Gresley chairman Barry North said: “Hannah was visibly upset after the game when she came to see me about the alleged remarks made by Lee Ashcroft.
“I had already moved from the main stand to a different part of the ground with my wife at half-time because I hadn’t wanted to continue hearing the bad language coming from the Northwich technical area.
“I was appalled by what Hannah had told me had been said, and our manager and substitutes all confirmed they’d heard it. Sexism is as bad as racism and I want the FA to take it seriously.”
It is believed that Dingley, who is part of manager Gary Norton’s backroom team at the Moat ground, reported the matter to referee Marc Parry and provided a written statement to the FA.
Northwich chairman Jim Rushe said: “I was sat in the stand behind Lee and I didn’t see anything between him and a female.
“We’ve heard nothing from the FA or the league, so it would be wrong for me to comment until we do.”
Ashcroft has been in trouble before with the FA over remarks he is claimed to have made while he was manager of NPL Premier Division side Kendal Town.
In 2010 he was banned from all football activity for three months after being sent off for allegedly using abusive and/or indecently insulting words towards match officials in a game against Kings Lynn on October 3, 2009.
Kendal did appeal against the length of the ban, deeming it to be excessive. But the FA said the suspension reflected the severity of the language used by Ashcroft.

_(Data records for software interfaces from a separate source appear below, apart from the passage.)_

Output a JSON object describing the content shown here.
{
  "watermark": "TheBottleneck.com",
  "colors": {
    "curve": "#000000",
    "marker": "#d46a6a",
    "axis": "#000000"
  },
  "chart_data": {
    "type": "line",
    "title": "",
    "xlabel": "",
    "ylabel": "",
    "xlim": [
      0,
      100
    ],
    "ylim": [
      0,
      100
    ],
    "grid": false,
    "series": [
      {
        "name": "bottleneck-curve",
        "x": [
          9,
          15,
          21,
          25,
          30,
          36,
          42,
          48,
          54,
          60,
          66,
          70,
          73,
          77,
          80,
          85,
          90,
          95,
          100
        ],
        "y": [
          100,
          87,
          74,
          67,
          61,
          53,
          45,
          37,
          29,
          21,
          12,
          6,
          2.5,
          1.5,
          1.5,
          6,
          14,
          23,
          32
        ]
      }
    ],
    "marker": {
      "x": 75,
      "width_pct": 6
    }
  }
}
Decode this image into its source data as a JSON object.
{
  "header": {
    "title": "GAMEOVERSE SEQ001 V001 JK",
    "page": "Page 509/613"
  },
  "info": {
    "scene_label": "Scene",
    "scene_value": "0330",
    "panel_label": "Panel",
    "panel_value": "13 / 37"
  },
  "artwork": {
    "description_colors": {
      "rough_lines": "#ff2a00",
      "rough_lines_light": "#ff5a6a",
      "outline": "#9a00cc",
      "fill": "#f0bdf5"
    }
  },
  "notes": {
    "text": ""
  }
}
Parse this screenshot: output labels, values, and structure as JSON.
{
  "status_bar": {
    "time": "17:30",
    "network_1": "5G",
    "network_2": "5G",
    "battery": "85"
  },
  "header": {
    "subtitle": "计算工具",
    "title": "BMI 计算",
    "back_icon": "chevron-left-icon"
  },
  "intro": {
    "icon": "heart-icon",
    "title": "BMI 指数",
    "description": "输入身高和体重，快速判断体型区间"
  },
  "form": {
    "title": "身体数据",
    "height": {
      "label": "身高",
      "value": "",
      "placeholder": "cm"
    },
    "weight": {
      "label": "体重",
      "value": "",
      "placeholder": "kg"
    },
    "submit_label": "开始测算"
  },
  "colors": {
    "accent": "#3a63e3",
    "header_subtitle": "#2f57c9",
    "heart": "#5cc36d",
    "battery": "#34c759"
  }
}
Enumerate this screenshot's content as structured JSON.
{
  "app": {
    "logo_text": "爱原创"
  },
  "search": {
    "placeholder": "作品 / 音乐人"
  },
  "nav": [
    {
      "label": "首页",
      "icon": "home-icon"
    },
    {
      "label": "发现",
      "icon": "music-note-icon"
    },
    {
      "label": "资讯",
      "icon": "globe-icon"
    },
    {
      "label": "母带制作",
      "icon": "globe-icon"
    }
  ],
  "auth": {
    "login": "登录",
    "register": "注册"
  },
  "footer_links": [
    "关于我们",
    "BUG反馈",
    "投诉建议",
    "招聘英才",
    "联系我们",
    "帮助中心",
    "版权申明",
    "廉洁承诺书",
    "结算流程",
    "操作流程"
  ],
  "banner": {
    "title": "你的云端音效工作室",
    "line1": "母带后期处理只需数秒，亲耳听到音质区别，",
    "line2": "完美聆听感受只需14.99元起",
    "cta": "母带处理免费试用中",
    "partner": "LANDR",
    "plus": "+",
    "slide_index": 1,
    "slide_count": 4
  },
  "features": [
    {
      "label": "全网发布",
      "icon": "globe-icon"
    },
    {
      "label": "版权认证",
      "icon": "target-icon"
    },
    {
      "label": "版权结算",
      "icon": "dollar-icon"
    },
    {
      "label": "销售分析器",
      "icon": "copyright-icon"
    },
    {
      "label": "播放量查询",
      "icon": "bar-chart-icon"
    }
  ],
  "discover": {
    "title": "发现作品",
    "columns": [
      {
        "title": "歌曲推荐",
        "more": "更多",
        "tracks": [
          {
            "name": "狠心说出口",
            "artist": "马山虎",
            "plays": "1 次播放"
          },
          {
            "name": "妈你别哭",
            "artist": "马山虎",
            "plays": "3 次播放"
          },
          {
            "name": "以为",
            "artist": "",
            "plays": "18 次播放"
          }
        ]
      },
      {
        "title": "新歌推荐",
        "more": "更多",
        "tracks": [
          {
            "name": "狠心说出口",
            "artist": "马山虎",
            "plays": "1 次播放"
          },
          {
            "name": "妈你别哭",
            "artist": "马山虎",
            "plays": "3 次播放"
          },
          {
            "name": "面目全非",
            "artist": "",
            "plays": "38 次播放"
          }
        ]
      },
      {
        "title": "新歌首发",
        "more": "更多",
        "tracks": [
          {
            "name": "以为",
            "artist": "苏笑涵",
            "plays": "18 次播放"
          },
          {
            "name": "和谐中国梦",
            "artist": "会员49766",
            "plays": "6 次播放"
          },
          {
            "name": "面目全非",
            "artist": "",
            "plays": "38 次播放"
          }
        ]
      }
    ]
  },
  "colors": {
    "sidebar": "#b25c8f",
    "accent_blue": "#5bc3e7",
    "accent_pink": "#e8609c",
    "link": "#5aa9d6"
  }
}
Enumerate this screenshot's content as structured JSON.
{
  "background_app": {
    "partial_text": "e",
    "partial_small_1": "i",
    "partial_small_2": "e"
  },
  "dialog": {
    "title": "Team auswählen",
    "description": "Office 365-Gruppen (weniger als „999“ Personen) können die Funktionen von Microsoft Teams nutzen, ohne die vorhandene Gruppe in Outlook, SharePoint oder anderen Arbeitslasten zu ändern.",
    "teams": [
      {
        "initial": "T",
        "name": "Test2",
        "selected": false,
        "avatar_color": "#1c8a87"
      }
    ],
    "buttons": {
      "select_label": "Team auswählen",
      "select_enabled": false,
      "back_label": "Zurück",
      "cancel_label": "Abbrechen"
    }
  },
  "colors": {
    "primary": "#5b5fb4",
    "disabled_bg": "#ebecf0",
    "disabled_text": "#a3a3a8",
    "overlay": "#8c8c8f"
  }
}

On receiving the ban two years ago, Ashcroft – who will not be drawn on Gresley’s complaint against him until he is contacted by the FA – said that he would learn from his enforced absence from the game.
He was quoted at the time as saying: “I am still convinced I did nothing wrong. It is an horrendous ban but I have got to accept it.
“I will learn from this and become a better manager. I will turn this negative time in my career into a positive one.”
An FA spokesman confirmed that they had received a complaint from Gresley but indicated the investigation was in its early stages.